Hull ready to learn from first IndyCar deflector test

Hull ready to learn from first IndyCar deflector test


Hull ready to learn from first IndyCar deflector test


Chip Ganassi Racing managing director Mike Hull views the upcoming test his team will conduct for IndyCar with its new windscreen in a different light than some who’ve weighed in on the driver protection device.

“People call it a windscreen,” he said. “I think the whole purpose of this device is to deflect objects. I refer to it on my own more as a deflector than a windshield or windscreen.”
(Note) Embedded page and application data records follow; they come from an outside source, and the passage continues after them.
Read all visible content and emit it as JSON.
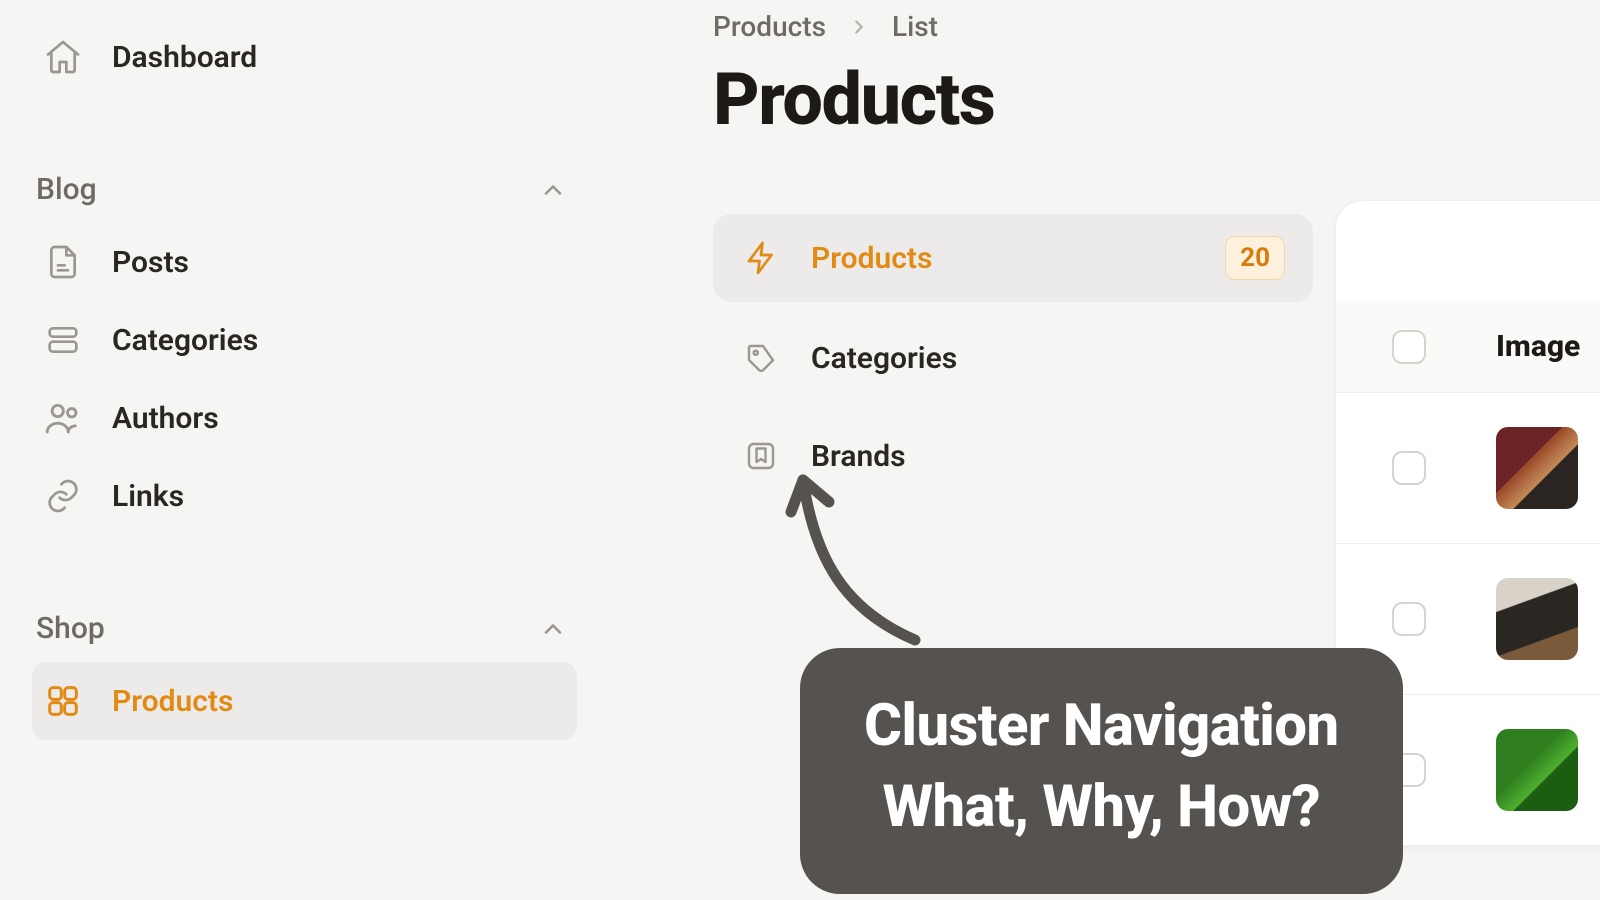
{
  "sidebar": {
    "dashboard_label": "Dashboard",
    "groups": [
      {
        "title": "Blog",
        "items": [
          {
            "label": "Posts"
          },
          {
            "label": "Categories"
          },
          {
            "label": "Authors"
          },
          {
            "label": "Links"
          }
        ]
      },
      {
        "title": "Shop",
        "items": [
          {
            "label": "Products"
          }
        ]
      }
    ]
  },
  "breadcrumb": {
    "parent": "Products",
    "current": "List"
  },
  "page": {
    "title": "Products"
  },
  "cluster": {
    "items": [
      {
        "label": "Products",
        "badge": "20"
      },
      {
        "label": "Categories"
      },
      {
        "label": "Brands"
      }
    ]
  },
  "table": {
    "columns": [
      "Image"
    ]
  },
  "annotation": {
    "line1": "Cluster Navigation",
    "line2": "What, Why, How?"
  },
  "colors": {
    "accent": "#e28b14",
    "badge_bg": "#fdf1de",
    "annotation_bg": "#55524f"
  }
}
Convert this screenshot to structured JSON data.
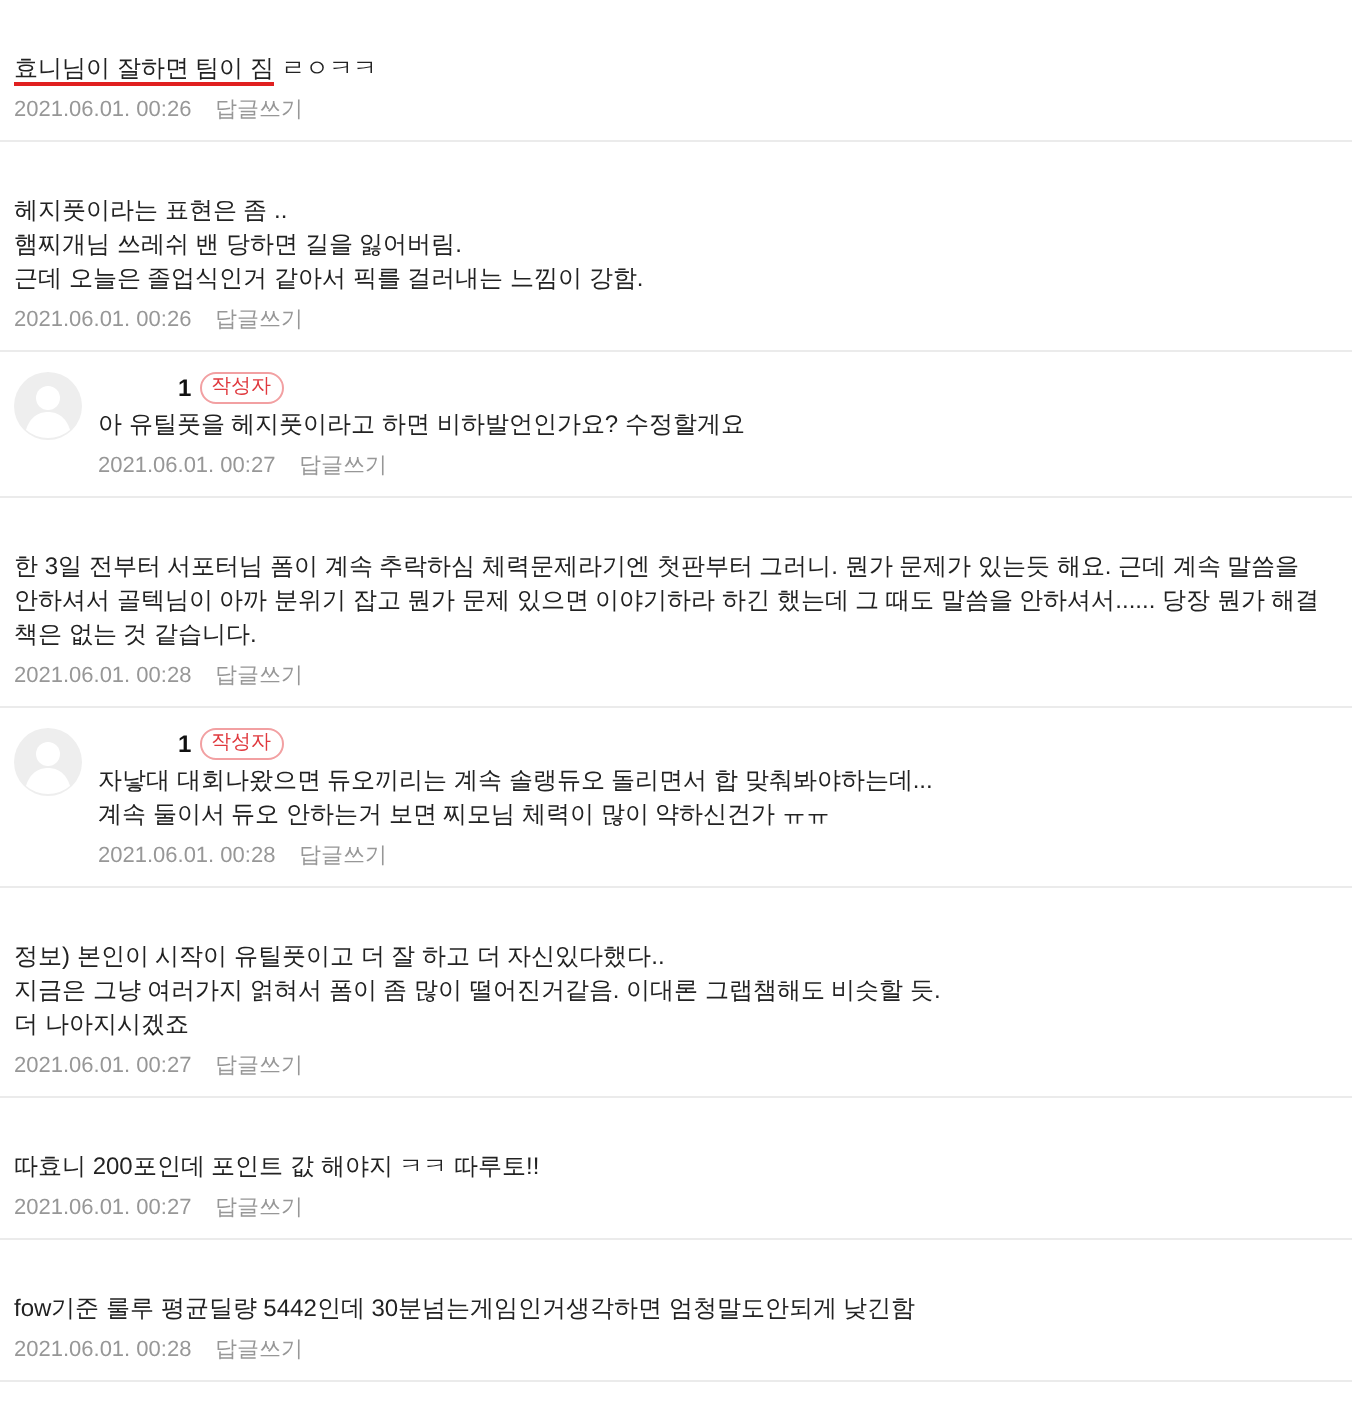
{
  "comments": [
    {
      "reply": false,
      "author_badge": false,
      "lines": [
        [
          {
            "text": "효니님이 잘하면 팀이 짐",
            "underlined": true
          },
          {
            "text": " ㄹㅇㅋㅋ",
            "underlined": false
          }
        ]
      ],
      "date": "2021.06.01. 00:26",
      "reply_link": "답글쓰기"
    },
    {
      "reply": false,
      "author_badge": false,
      "lines": [
        [
          {
            "text": "헤지풋이라는 표현은 좀 ..",
            "underlined": false
          }
        ],
        [
          {
            "text": "햄찌개님 쓰레쉬 밴 당하면 길을 잃어버림.",
            "underlined": false
          }
        ],
        [
          {
            "text": "근데 오늘은 졸업식인거 같아서 픽를 걸러내는 느낌이 강함.",
            "underlined": false
          }
        ]
      ],
      "date": "2021.06.01. 00:26",
      "reply_link": "답글쓰기"
    },
    {
      "reply": true,
      "author": "1",
      "author_badge": true,
      "badge": "작성자",
      "lines": [
        [
          {
            "text": "아 유틸풋을 헤지풋이라고 하면 비하발언인가요? 수정할게요",
            "underlined": false
          }
        ]
      ],
      "date": "2021.06.01. 00:27",
      "reply_link": "답글쓰기"
    },
    {
      "reply": false,
      "author_badge": false,
      "lines": [
        [
          {
            "text": "한 3일 전부터 서포터님 폼이 계속 추락하심 체력문제라기엔 첫판부터 그러니. 뭔가 문제가 있는듯 해요. 근데 계속 말씀을 안하셔서 골텍님이 아까 분위기 잡고 뭔가 문제 있으면 이야기하라 하긴 했는데 그 때도 말씀을 안하셔서...... 당장 뭔가 해결책은 없는 것 같습니다.",
            "underlined": false
          }
        ]
      ],
      "date": "2021.06.01. 00:28",
      "reply_link": "답글쓰기"
    },
    {
      "reply": true,
      "author": "1",
      "author_badge": true,
      "badge": "작성자",
      "lines": [
        [
          {
            "text": "자낳대 대회나왔으면 듀오끼리는 계속 솔랭듀오 돌리면서 합 맞춰봐야하는데...",
            "underlined": false
          }
        ],
        [
          {
            "text": "계속 둘이서 듀오 안하는거 보면 찌모님 체력이 많이 약하신건가 ㅠㅠ",
            "underlined": false
          }
        ]
      ],
      "date": "2021.06.01. 00:28",
      "reply_link": "답글쓰기"
    },
    {
      "reply": false,
      "author_badge": false,
      "lines": [
        [
          {
            "text": "정보) 본인이 시작이 유틸풋이고 더 잘 하고 더 자신있다했다..",
            "underlined": false
          }
        ],
        [
          {
            "text": "지금은 그냥 여러가지 얽혀서 폼이 좀 많이 떨어진거같음. 이대론 그랩챔해도 비슷할 듯.",
            "underlined": false
          }
        ],
        [
          {
            "text": "더 나아지시겠죠",
            "underlined": false
          }
        ]
      ],
      "date": "2021.06.01. 00:27",
      "reply_link": "답글쓰기"
    },
    {
      "reply": false,
      "author_badge": false,
      "lines": [
        [
          {
            "text": "따효니 200포인데 포인트 값 해야지 ㅋㅋ 따루토!!",
            "underlined": false
          }
        ]
      ],
      "date": "2021.06.01. 00:27",
      "reply_link": "답글쓰기"
    },
    {
      "reply": false,
      "author_badge": false,
      "lines": [
        [
          {
            "text": "fow기준 룰루 평균딜량 5442인데 30분넘는게임인거생각하면 엄청말도안되게 낮긴함",
            "underlined": false
          }
        ]
      ],
      "date": "2021.06.01. 00:28",
      "reply_link": "답글쓰기"
    }
  ]
}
The majority of the feedback IndyCar and the CGR team have received so far on the looks of the deflector have been positive. Hull, like his driver Scott Dixon who will test the device today at Phoenix International Raceway, is keen to see how it performs on the high-speed one-mile oval.

“All of us in this building, and I think it represents everyone in motor racing, want to enhance the safety of an Indy car…but we want them to look like Indy cars,” he said. “This is two years in the making. We don’t honestly know what’s going to happen. Simulation only tells you so much. You have to take it out of the beaker and take it onto the racetrack and find out how it’s going to work.”

More technical details about the deflector, which is made from a plastic material made by PPG named Opticor that is used for windshields and canopies on commercial and military jets, were revealed during Hull’s visit to the Week In IndyCar podcast on Wednesday.

“People, by the pictures, probably don’t realize how thick this is,” he added. “They call it an ‘advanced transparency material,’ and it’s four-tenths of an inch thick (10.2mm). The angle of it is 25 degrees, currently. If the vision needs to be improved, they can probably change the angle. It’s a pretty strong piece.

“If we’re successful with our test, IndyCar will take it and work on the other aspects of how it protects the driver, how it mounts to the chassis, what its deflection rate actually is. I know they’ve already done some of those items. It’s well mounted, very secure on the car.”

Later in the conversation, Hull drew parallels to some of the Indy 500 cars from yesteryear – a few he saw at the IMS Museum dating back to the 1950s – that had windscreens, and observed that the purpose for the devices has changed from directing air around a driver’s helmet to acting as a protective unit. Provided the testing with Dixon reaches a positive outcome, he’d welcome IndyCar’s deflector into competition once it’s ready.

“We’re invested in IndyCar racing and the safety advancements that come along for the cars,” he said. “You can replace the car; you can’t replace a driver. If this windscreen can save one person’s life, or allow that person to step into the spare car or race the next weekend, it’s done its job. Yes, it has to look aesthetically good and work in all conditions, but that’s secondary to the fact that it needs to hopefully save the driver at some point in time.”

Follow the progress of the maiden deflector test on starting Thursday afternoon.